The problem —
Repeat every record exactly as given.

Items listed in a dataset
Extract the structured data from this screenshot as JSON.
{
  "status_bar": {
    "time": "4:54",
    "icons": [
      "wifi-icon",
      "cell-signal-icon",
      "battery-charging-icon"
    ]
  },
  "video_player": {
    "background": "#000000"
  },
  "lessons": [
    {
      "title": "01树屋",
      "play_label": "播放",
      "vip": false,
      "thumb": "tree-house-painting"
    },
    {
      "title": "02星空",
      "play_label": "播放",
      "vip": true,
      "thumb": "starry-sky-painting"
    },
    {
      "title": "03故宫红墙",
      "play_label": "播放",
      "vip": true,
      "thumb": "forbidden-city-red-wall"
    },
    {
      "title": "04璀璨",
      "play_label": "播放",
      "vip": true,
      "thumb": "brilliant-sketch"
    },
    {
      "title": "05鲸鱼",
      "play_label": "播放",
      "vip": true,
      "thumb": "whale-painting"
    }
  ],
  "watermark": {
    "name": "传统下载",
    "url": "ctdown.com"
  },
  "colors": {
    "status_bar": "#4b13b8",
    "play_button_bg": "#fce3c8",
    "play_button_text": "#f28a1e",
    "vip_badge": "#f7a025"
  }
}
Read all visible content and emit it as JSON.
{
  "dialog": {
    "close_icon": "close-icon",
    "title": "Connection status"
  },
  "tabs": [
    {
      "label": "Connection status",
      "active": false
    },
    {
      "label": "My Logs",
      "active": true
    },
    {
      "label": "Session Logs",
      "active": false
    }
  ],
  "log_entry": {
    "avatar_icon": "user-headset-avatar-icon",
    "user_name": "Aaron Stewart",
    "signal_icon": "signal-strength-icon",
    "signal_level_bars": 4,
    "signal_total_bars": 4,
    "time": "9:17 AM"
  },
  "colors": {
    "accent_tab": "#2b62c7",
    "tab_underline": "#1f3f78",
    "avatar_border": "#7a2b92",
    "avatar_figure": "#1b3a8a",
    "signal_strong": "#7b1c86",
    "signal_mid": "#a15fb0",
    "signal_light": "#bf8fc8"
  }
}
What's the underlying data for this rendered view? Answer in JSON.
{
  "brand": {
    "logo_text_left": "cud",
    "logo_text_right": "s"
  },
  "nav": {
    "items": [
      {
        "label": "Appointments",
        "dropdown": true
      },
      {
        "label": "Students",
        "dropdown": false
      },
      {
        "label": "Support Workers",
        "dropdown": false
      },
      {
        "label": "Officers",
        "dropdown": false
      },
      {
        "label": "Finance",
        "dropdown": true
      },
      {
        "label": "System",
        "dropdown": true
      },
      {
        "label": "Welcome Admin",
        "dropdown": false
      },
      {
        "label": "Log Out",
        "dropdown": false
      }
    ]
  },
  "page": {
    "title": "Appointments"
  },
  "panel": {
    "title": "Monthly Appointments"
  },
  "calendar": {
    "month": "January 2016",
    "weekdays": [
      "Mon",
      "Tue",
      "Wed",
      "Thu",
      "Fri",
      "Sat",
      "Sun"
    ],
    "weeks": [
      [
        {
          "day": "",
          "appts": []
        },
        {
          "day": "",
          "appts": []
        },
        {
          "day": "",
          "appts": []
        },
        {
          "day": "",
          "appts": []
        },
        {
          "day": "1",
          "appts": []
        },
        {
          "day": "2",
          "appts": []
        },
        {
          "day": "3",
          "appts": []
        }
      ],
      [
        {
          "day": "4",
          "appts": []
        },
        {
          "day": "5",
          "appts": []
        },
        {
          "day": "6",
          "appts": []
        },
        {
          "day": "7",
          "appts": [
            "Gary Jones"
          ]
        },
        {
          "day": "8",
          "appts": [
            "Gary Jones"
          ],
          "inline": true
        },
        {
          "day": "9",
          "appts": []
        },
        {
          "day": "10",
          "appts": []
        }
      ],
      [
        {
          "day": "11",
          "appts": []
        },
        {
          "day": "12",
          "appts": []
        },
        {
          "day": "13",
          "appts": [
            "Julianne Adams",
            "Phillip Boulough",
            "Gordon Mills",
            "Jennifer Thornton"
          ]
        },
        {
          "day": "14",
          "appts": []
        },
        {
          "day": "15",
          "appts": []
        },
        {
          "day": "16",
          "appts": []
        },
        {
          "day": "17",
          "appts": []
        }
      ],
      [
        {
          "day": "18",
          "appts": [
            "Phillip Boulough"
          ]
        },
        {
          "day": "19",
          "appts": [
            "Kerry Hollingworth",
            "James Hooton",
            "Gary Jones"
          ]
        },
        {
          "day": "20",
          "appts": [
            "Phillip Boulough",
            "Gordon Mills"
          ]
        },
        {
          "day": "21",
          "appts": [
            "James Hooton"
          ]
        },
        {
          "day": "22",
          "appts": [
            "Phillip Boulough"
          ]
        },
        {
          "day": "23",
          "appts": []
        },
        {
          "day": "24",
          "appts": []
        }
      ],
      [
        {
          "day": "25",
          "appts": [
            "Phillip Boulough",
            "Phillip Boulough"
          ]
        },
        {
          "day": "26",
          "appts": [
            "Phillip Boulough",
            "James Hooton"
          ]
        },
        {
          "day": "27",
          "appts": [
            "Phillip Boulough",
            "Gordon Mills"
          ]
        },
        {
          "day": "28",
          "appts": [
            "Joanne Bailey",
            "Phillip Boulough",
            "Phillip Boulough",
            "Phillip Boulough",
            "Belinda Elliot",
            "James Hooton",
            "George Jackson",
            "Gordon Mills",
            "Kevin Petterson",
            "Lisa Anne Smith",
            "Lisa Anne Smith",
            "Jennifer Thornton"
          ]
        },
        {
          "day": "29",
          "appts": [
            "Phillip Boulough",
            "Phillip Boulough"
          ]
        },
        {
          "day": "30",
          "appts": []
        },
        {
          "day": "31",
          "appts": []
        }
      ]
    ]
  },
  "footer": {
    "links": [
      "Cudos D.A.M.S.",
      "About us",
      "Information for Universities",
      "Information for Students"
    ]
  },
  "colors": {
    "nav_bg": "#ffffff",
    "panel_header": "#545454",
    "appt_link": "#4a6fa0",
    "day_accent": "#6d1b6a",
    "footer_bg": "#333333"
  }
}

Worked solution —
Extract the structured data from this screenshot as JSON.
{
  "status_bar": {
    "time": "4:54",
    "icons": [
      "wifi-icon",
      "cell-signal-icon",
      "battery-charging-icon"
    ]
  },
  "video_player": {
    "background": "#000000"
  },
  "lessons": [
    {
      "title": "01树屋",
      "play_label": "播放",
      "vip": false,
      "thumb": "tree-house-painting"
    },
    {
      "title": "02星空",
      "play_label": "播放",
      "vip": true,
      "thumb": "starry-sky-painting"
    },
    {
      "title": "03故宫红墙",
      "play_label": "播放",
      "vip": true,
      "thumb": "forbidden-city-red-wall"
    },
    {
      "title": "04璀璨",
      "play_label": "播放",
      "vip": true,
      "thumb": "brilliant-sketch"
    },
    {
      "title": "05鲸鱼",
      "play_label": "播放",
      "vip": true,
      "thumb": "whale-painting"
    }
  ],
  "watermark": {
    "name": "传统下载",
    "url": "ctdown.com"
  },
  "colors": {
    "status_bar": "#4b13b8",
    "play_button_bg": "#fce3c8",
    "play_button_text": "#f28a1e",
    "vip_badge": "#f7a025"
  }
}
Read all visible content and emit it as JSON.
{
  "dialog": {
    "close_icon": "close-icon",
    "title": "Connection status"
  },
  "tabs": [
    {
      "label": "Connection status",
      "active": false
    },
    {
      "label": "My Logs",
      "active": true
    },
    {
      "label": "Session Logs",
      "active": false
    }
  ],
  "log_entry": {
    "avatar_icon": "user-headset-avatar-icon",
    "user_name": "Aaron Stewart",
    "signal_icon": "signal-strength-icon",
    "signal_level_bars": 4,
    "signal_total_bars": 4,
    "time": "9:17 AM"
  },
  "colors": {
    "accent_tab": "#2b62c7",
    "tab_underline": "#1f3f78",
    "avatar_border": "#7a2b92",
    "avatar_figure": "#1b3a8a",
    "signal_strong": "#7b1c86",
    "signal_mid": "#a15fb0",
    "signal_light": "#bf8fc8"
  }
}
What's the underlying data for this rendered view? Answer in JSON.
{
  "brand": {
    "logo_text_left": "cud",
    "logo_text_right": "s"
  },
  "nav": {
    "items": [
      {
        "label": "Appointments",
        "dropdown": true
      },
      {
        "label": "Students",
        "dropdown": false
      },
      {
        "label": "Support Workers",
        "dropdown": false
      },
      {
        "label": "Officers",
        "dropdown": false
      },
      {
        "label": "Finance",
        "dropdown": true
      },
      {
        "label": "System",
        "dropdown": true
      },
      {
        "label": "Welcome Admin",
        "dropdown": false
      },
      {
        "label": "Log Out",
        "dropdown": false
      }
    ]
  },
  "page": {
    "title": "Appointments"
  },
  "panel": {
    "title": "Monthly Appointments"
  },
  "calendar": {
    "month": "January 2016",
    "weekdays": [
      "Mon",
      "Tue",
      "Wed",
      "Thu",
      "Fri",
      "Sat",
      "Sun"
    ],
    "weeks": [
      [
        {
          "day": "",
          "appts": []
        },
        {
          "day": "",
          "appts": []
        },
        {
          "day": "",
          "appts": []
        },
        {
          "day": "",
          "appts": []
        },
        {
          "day": "1",
          "appts": []
        },
        {
          "day": "2",
          "appts": []
        },
        {
          "day": "3",
          "appts": []
        }
      ],
      [
        {
          "day": "4",
          "appts": []
        },
        {
          "day": "5",
          "appts": []
        },
        {
          "day": "6",
          "appts": []
        },
        {
          "day": "7",
          "appts": [
            "Gary Jones"
          ]
        },
        {
          "day": "8",
          "appts": [
            "Gary Jones"
          ],
          "inline": true
        },
        {
          "day": "9",
          "appts": []
        },
        {
          "day": "10",
          "appts": []
        }
      ],
      [
        {
          "day": "11",
          "appts": []
        },
        {
          "day": "12",
          "appts": []
        },
        {
          "day": "13",
          "appts": [
            "Julianne Adams",
            "Phillip Boulough",
            "Gordon Mills",
            "Jennifer Thornton"
          ]
        },
        {
          "day": "14",
          "appts": []
        },
        {
          "day": "15",
          "appts": []
        },
        {
          "day": "16",
          "appts": []
        },
        {
          "day": "17",
          "appts": []
        }
      ],
      [
        {
          "day": "18",
          "appts": [
            "Phillip Boulough"
          ]
        },
        {
          "day": "19",
          "appts": [
            "Kerry Hollingworth",
            "James Hooton",
            "Gary Jones"
          ]
        },
        {
          "day": "20",
          "appts": [
            "Phillip Boulough",
            "Gordon Mills"
          ]
        },
        {
          "day": "21",
          "appts": [
            "James Hooton"
          ]
        },
        {
          "day": "22",
          "appts": [
            "Phillip Boulough"
          ]
        },
        {
          "day": "23",
          "appts": []
        },
        {
          "day": "24",
          "appts": []
        }
      ],
      [
        {
          "day": "25",
          "appts": [
            "Phillip Boulough",
            "Phillip Boulough"
          ]
        },
        {
          "day": "26",
          "appts": [
            "Phillip Boulough",
            "James Hooton"
          ]
        },
        {
          "day": "27",
          "appts": [
            "Phillip Boulough",
            "Gordon Mills"
          ]
        },
        {
          "day": "28",
          "appts": [
            "Joanne Bailey",
            "Phillip Boulough",
            "Phillip Boulough",
            "Phillip Boulough",
            "Belinda Elliot",
            "James Hooton",
            "George Jackson",
            "Gordon Mills",
            "Kevin Petterson",
            "Lisa Anne Smith",
            "Lisa Anne Smith",
            "Jennifer Thornton"
          ]
        },
        {
          "day": "29",
          "appts": [
            "Phillip Boulough",
            "Phillip Boulough"
          ]
        },
        {
          "day": "30",
          "appts": []
        },
        {
          "day": "31",
          "appts": []
        }
      ]
    ]
  },
  "footer": {
    "links": [
      "Cudos D.A.M.S.",
      "About us",
      "Information for Universities",
      "Information for Students"
    ]
  },
  "colors": {
    "nav_bg": "#ffffff",
    "panel_header": "#545454",
    "appt_link": "#4a6fa0",
    "day_accent": "#6d1b6a",
    "footer_bg": "#333333"
  }
}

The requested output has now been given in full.